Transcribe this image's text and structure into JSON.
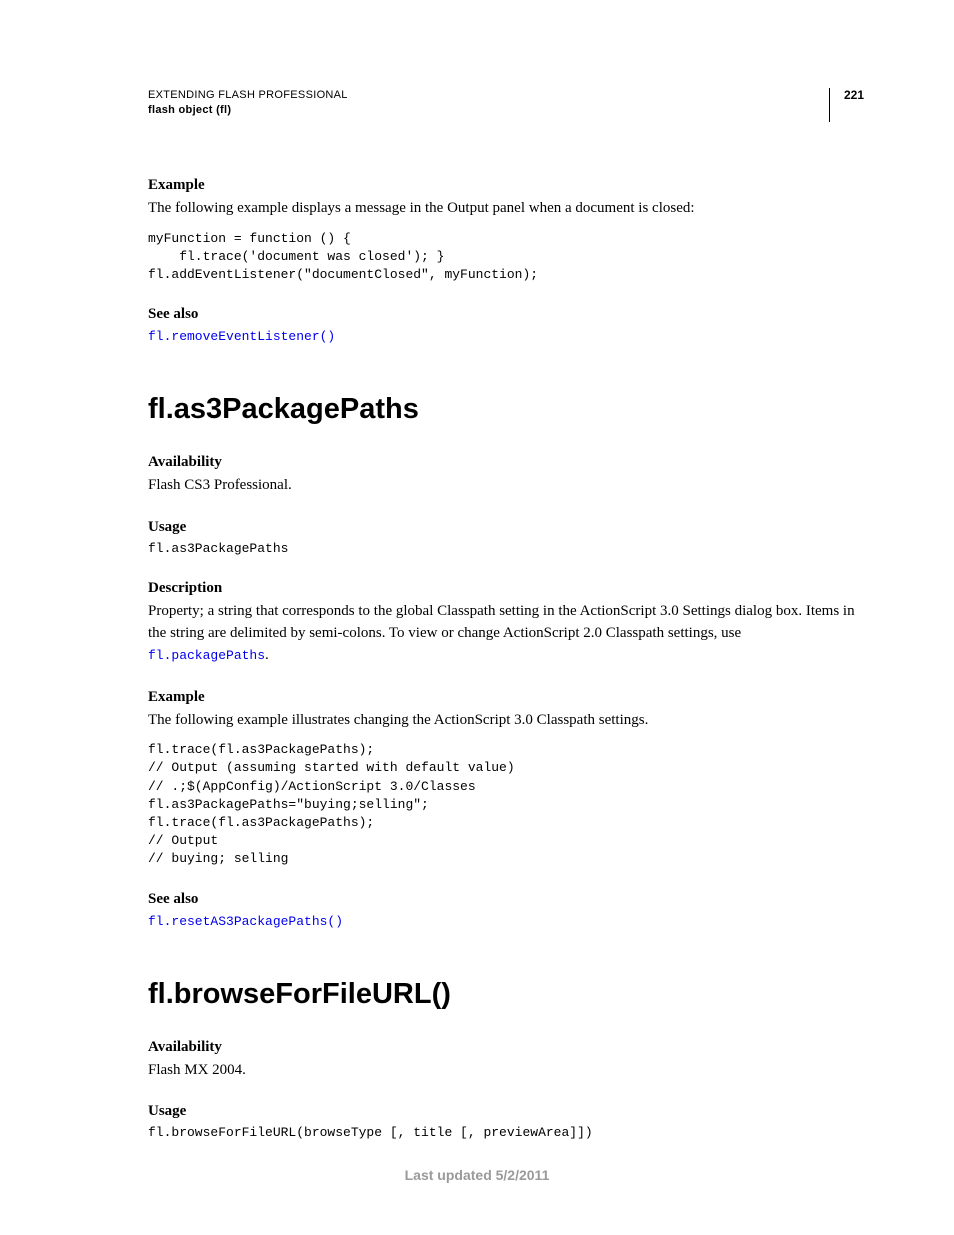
{
  "header": {
    "title": "EXTENDING FLASH PROFESSIONAL",
    "subtitle": "flash object (fl)",
    "page": "221"
  },
  "sec1": {
    "h_example": "Example",
    "example_text": "The following example displays a message in the Output panel when a document is closed:",
    "code1": "myFunction = function () {\n    fl.trace('document was closed'); }\nfl.addEventListener(\"documentClosed\", myFunction);",
    "h_seealso": "See also",
    "seealso_link": "fl.removeEventListener()"
  },
  "sec2": {
    "title": "fl.as3PackagePaths",
    "h_avail": "Availability",
    "avail_text": "Flash CS3 Professional.",
    "h_usage": "Usage",
    "usage_code": "fl.as3PackagePaths",
    "h_desc": "Description",
    "desc_text_a": "Property; a string that corresponds to the global Classpath setting in the ActionScript 3.0 Settings dialog box. Items in the string are delimited by semi-colons. To view or change ActionScript 2.0 Classpath settings, use ",
    "desc_link": "fl.packagePaths",
    "desc_text_b": ".",
    "h_example": "Example",
    "example_text": "The following example illustrates changing the ActionScript 3.0 Classpath settings.",
    "code2": "fl.trace(fl.as3PackagePaths);\n// Output (assuming started with default value)\n// .;$(AppConfig)/ActionScript 3.0/Classes\nfl.as3PackagePaths=\"buying;selling\";\nfl.trace(fl.as3PackagePaths);\n// Output\n// buying; selling",
    "h_seealso": "See also",
    "seealso_link": "fl.resetAS3PackagePaths()"
  },
  "sec3": {
    "title": "fl.browseForFileURL()",
    "h_avail": "Availability",
    "avail_text": "Flash MX 2004.",
    "h_usage": "Usage",
    "usage_code": "fl.browseForFileURL(browseType [, title [, previewArea]])"
  },
  "footer": "Last updated 5/2/2011"
}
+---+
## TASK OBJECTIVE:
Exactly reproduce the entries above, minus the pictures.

## TASK OUTPUT:
Transcribe this image's text and structure into JSON.
{
  "header": {
    "title": "EXTENDING FLASH PROFESSIONAL",
    "subtitle": "flash object (fl)",
    "page": "221"
  },
  "sec1": {
    "h_example": "Example",
    "example_text": "The following example displays a message in the Output panel when a document is closed:",
    "code1": "myFunction = function () {\n    fl.trace('document was closed'); }\nfl.addEventListener(\"documentClosed\", myFunction);",
    "h_seealso": "See also",
    "seealso_link": "fl.removeEventListener()"
  },
  "sec2": {
    "title": "fl.as3PackagePaths",
    "h_avail": "Availability",
    "avail_text": "Flash CS3 Professional.",
    "h_usage": "Usage",
    "usage_code": "fl.as3PackagePaths",
    "h_desc": "Description",
    "desc_text_a": "Property; a string that corresponds to the global Classpath setting in the ActionScript 3.0 Settings dialog box. Items in the string are delimited by semi-colons. To view or change ActionScript 2.0 Classpath settings, use ",
    "desc_link": "fl.packagePaths",
    "desc_text_b": ".",
    "h_example": "Example",
    "example_text": "The following example illustrates changing the ActionScript 3.0 Classpath settings.",
    "code2": "fl.trace(fl.as3PackagePaths);\n// Output (assuming started with default value)\n// .;$(AppConfig)/ActionScript 3.0/Classes\nfl.as3PackagePaths=\"buying;selling\";\nfl.trace(fl.as3PackagePaths);\n// Output\n// buying; selling",
    "h_seealso": "See also",
    "seealso_link": "fl.resetAS3PackagePaths()"
  },
  "sec3": {
    "title": "fl.browseForFileURL()",
    "h_avail": "Availability",
    "avail_text": "Flash MX 2004.",
    "h_usage": "Usage",
    "usage_code": "fl.browseForFileURL(browseType [, title [, previewArea]])"
  },
  "footer": "Last updated 5/2/2011"
}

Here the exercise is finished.